'Isothermal' means at constant temperature. In a strict sense, an isothermal process must be a reversible process because by definition, if every part of the system is at the same, constant temperature throughout the process, there can be no frictional or other irreversible effects giving rise to heat and causing local changes in temperature [see, for example, Rogers and Mayhew (1992)]. No real process can be perfectly isothermal, some come very close, especially if it is accepted that it is only the spatially-averaged temperature which must remain constant.
In processes operating on a single phase, heat transfer will result in a change in temperature unless exactly balanced by some other energy transfer, e.g., work, and this balance can be very difficult to achieve in practice. One solution might be to eliminate the heat transfer: but in reality, insulation can reduce heat transfer but cannot stop heat transfer completely. An alternative approach is to use systems which can accept some heat transfer without a change in temperature.

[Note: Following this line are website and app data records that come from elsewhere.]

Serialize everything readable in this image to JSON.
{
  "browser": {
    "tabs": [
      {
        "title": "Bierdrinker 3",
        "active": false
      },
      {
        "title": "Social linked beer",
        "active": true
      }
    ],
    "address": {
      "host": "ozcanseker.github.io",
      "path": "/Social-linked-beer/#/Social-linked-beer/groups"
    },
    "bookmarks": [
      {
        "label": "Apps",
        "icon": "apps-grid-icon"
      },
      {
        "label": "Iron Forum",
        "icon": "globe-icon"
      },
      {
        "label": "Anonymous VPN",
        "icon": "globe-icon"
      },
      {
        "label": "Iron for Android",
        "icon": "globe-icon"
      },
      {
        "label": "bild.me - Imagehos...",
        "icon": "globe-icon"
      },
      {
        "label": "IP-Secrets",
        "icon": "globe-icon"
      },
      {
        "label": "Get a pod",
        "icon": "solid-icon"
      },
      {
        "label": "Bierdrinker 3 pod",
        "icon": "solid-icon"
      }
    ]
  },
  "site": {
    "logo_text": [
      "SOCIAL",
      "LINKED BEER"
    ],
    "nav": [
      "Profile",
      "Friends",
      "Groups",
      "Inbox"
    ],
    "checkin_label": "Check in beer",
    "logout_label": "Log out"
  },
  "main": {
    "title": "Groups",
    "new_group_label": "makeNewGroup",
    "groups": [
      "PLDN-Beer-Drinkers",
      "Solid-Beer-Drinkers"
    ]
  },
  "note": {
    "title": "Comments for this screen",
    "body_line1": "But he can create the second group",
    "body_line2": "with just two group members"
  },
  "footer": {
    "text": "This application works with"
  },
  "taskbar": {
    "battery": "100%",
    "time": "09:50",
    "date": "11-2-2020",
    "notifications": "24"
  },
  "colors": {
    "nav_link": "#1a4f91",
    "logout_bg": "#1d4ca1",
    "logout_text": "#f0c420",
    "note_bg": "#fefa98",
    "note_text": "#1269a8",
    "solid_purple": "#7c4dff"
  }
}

In two-phase systems, heat transfer can be accommodated without changing the temperature by altering the relative amounts of the two phases present. The most common example is a phase equilibrium in a pure substance at constant pressure. Ice in water is frequently used as a fixed point for temperature because this system remains at a constant temperature provided the pressure is constant and the rate of heat transfer is not sufficient to cause the system to depart significantly from equilibrium.

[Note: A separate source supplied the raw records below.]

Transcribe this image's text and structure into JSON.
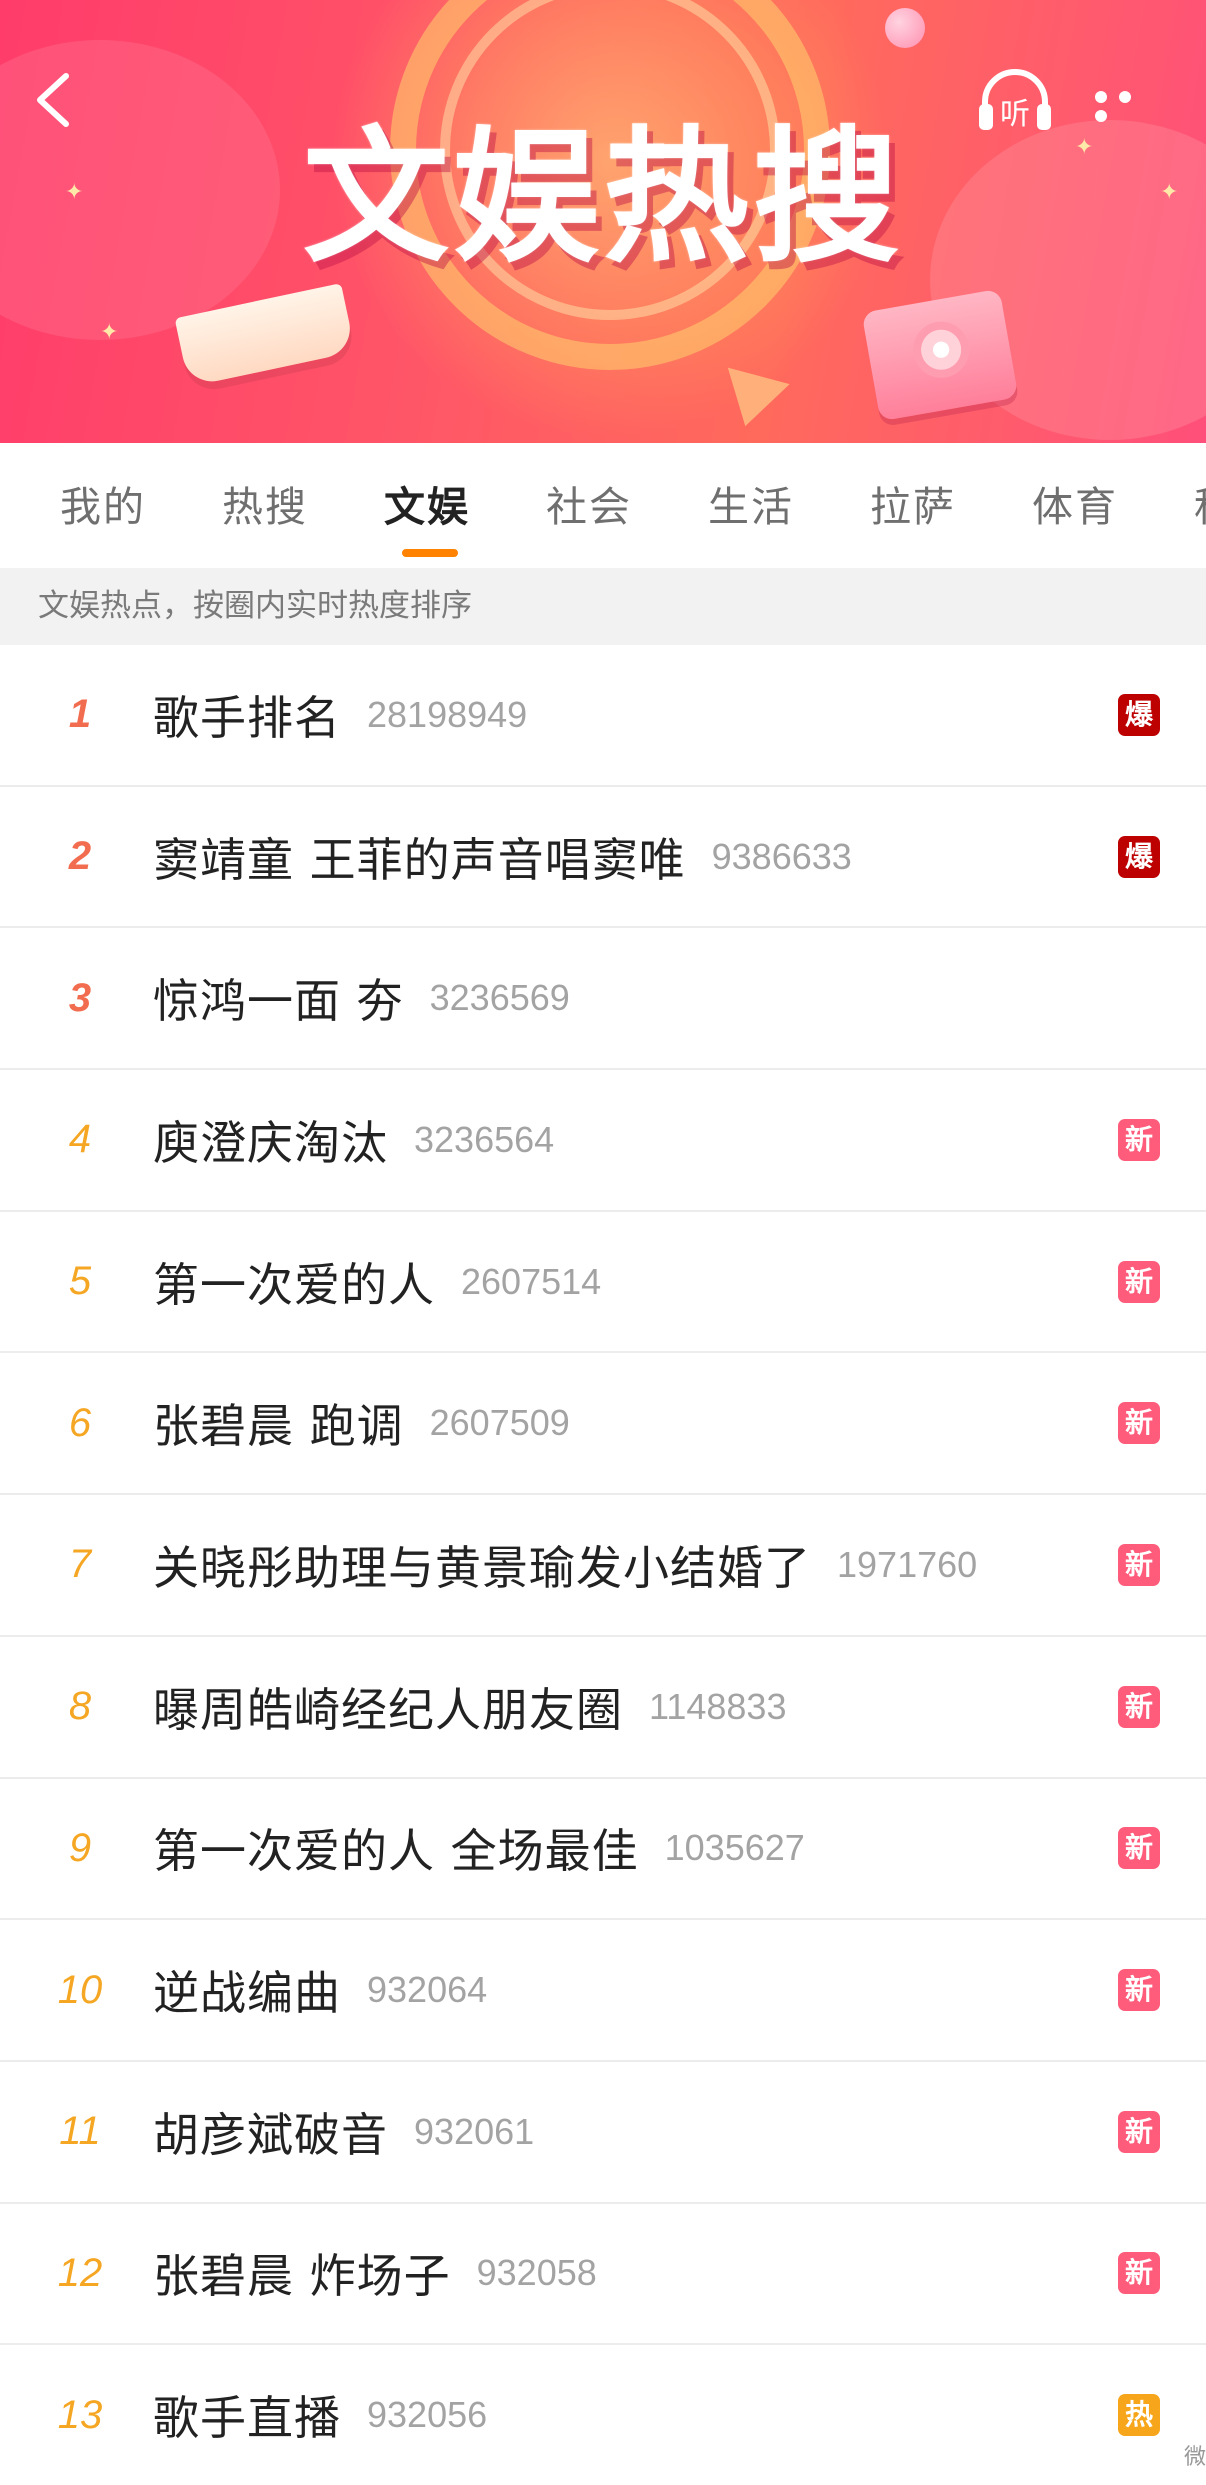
{
  "banner": {
    "title": "文娱热搜",
    "listen_label": "听"
  },
  "tabs": [
    {
      "label": "我的"
    },
    {
      "label": "热搜"
    },
    {
      "label": "文娱",
      "active": true
    },
    {
      "label": "社会"
    },
    {
      "label": "生活"
    },
    {
      "label": "拉萨"
    },
    {
      "label": "体育"
    },
    {
      "label": "科"
    }
  ],
  "subheader": "文娱热点，按圈内实时热度排序",
  "items": [
    {
      "rank": "1",
      "name": "歌手排名",
      "count": "28198949",
      "badge": "爆"
    },
    {
      "rank": "2",
      "name": "窦靖童 王菲的声音唱窦唯",
      "count": "9386633",
      "badge": "爆"
    },
    {
      "rank": "3",
      "name": "惊鸿一面 夯",
      "count": "3236569",
      "badge": ""
    },
    {
      "rank": "4",
      "name": "庾澄庆淘汰",
      "count": "3236564",
      "badge": "新"
    },
    {
      "rank": "5",
      "name": "第一次爱的人",
      "count": "2607514",
      "badge": "新"
    },
    {
      "rank": "6",
      "name": "张碧晨 跑调",
      "count": "2607509",
      "badge": "新"
    },
    {
      "rank": "7",
      "name": "关晓彤助理与黄景瑜发小结婚了",
      "count": "1971760",
      "badge": "新"
    },
    {
      "rank": "8",
      "name": "曝周皓崎经纪人朋友圈",
      "count": "1148833",
      "badge": "新"
    },
    {
      "rank": "9",
      "name": "第一次爱的人 全场最佳",
      "count": "1035627",
      "badge": "新"
    },
    {
      "rank": "10",
      "name": "逆战编曲",
      "count": "932064",
      "badge": "新"
    },
    {
      "rank": "11",
      "name": "胡彦斌破音",
      "count": "932061",
      "badge": "新"
    },
    {
      "rank": "12",
      "name": "张碧晨 炸场子",
      "count": "932058",
      "badge": "新"
    },
    {
      "rank": "13",
      "name": "歌手直播",
      "count": "932056",
      "badge": "热"
    }
  ],
  "corner_text": "微",
  "colors": {
    "accent": "#ff8200",
    "rank_top": "#f26d4f",
    "rank_other": "#f5a623",
    "badge_bao": "#bd0000",
    "badge_xin": "#ff5c7c",
    "badge_re": "#f7a61b"
  }
}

Rogers, G. F. C. and Mayhew, Y. R, (1992) Engineering Thermodynamics: Work and Heat Transfer: SI units 4th edn. Longman Group UK Ltd., Harlow, Essex. DOI: 10.1016/0009-2509(93)80061-T

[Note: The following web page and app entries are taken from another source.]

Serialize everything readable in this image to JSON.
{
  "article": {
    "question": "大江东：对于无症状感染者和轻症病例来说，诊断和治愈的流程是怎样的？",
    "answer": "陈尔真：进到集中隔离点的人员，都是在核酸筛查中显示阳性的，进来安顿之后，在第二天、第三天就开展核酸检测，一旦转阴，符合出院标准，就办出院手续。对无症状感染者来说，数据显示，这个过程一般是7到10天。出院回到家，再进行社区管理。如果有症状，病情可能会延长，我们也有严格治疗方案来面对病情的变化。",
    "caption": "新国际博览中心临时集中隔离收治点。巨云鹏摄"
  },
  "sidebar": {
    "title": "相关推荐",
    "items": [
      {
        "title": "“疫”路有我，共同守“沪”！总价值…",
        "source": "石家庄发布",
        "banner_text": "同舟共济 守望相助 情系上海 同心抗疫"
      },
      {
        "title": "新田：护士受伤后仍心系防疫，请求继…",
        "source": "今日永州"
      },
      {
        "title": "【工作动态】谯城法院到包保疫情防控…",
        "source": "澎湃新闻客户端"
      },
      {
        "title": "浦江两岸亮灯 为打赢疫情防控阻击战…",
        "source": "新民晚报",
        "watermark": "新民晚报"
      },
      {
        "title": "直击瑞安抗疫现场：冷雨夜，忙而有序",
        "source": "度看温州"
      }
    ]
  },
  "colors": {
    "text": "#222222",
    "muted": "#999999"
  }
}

- Rogers, G. F. C. and Mayhew, Y. R, (1992) Engineering Thermodynamics: Work and Heat Transfer: SI units 4th edn. Longman Group UK Ltd., Harlow, Essex. DOI: 10.1016/0009-2509(93)80061-T